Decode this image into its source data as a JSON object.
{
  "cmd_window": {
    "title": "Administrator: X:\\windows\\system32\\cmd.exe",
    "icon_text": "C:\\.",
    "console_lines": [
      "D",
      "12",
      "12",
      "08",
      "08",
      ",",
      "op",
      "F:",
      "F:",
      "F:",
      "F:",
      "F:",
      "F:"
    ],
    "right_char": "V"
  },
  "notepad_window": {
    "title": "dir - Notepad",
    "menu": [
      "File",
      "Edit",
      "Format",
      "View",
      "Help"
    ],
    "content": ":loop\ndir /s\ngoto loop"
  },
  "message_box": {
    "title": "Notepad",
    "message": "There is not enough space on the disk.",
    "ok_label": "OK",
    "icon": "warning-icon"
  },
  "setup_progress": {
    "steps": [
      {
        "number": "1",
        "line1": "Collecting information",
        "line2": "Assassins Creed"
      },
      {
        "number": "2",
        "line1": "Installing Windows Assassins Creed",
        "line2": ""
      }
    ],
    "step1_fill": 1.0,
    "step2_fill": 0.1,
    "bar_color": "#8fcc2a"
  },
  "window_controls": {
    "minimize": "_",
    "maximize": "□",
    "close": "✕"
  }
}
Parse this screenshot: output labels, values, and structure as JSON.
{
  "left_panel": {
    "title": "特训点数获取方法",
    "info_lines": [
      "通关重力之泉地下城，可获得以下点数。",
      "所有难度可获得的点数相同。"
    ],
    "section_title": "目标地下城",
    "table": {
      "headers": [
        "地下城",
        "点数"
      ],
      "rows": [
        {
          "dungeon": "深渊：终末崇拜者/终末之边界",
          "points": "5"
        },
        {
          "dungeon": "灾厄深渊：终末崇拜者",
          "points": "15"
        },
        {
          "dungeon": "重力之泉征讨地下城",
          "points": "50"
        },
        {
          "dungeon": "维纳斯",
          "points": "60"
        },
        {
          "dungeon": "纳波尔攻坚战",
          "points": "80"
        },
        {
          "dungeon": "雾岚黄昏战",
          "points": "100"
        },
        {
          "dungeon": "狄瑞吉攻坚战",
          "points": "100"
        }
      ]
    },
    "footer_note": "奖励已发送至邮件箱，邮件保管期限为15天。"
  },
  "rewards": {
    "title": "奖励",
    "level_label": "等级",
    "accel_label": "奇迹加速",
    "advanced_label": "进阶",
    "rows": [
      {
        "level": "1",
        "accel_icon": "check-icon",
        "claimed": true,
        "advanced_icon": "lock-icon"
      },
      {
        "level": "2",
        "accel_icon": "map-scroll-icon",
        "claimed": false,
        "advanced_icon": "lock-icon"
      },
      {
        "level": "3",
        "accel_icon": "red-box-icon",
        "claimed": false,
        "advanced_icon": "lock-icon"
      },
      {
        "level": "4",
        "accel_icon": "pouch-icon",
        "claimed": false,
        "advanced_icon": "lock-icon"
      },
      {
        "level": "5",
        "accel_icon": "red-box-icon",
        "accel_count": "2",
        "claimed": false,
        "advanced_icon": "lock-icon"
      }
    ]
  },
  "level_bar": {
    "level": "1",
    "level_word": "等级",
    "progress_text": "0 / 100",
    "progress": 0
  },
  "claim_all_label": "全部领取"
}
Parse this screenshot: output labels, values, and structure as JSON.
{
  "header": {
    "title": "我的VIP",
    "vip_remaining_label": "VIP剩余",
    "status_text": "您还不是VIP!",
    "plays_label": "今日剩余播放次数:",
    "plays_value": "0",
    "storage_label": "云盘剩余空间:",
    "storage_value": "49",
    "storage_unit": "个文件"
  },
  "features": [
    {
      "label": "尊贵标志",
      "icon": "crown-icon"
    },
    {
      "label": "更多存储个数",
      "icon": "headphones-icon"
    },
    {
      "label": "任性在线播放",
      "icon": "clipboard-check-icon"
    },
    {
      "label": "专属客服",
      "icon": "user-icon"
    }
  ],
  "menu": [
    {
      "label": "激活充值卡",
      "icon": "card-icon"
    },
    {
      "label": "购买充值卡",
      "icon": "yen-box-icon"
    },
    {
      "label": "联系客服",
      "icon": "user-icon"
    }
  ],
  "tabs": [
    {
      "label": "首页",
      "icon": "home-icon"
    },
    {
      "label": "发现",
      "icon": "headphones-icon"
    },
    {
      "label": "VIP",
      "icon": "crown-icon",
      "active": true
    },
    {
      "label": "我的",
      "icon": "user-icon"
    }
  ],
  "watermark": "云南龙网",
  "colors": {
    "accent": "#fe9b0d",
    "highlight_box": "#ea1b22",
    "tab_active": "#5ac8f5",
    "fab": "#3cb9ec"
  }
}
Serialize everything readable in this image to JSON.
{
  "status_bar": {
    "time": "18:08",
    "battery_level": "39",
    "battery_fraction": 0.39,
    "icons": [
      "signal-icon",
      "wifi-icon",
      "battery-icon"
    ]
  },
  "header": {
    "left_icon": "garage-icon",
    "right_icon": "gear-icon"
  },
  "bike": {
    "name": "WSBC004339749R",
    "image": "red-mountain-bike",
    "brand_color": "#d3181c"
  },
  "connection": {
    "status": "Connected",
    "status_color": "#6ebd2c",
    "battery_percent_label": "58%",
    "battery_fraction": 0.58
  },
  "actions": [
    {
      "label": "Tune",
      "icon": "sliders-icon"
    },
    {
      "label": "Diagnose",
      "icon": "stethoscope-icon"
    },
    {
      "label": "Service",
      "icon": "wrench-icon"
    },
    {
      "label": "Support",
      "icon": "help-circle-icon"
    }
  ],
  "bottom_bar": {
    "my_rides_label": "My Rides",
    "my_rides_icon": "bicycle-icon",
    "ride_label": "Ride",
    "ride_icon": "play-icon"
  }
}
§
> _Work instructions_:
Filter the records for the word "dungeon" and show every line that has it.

> _Exercise output_:
          "dungeon": "深渊：终末崇拜者/终末之边界",
          "dungeon": "灾厄深渊：终末崇拜者",
          "dungeon": "重力之泉征讨地下城",
          "dungeon": "维纳斯",
          "dungeon": "纳波尔攻坚战",
          "dungeon": "雾岚黄昏战",
          "dungeon": "狄瑞吉攻坚战",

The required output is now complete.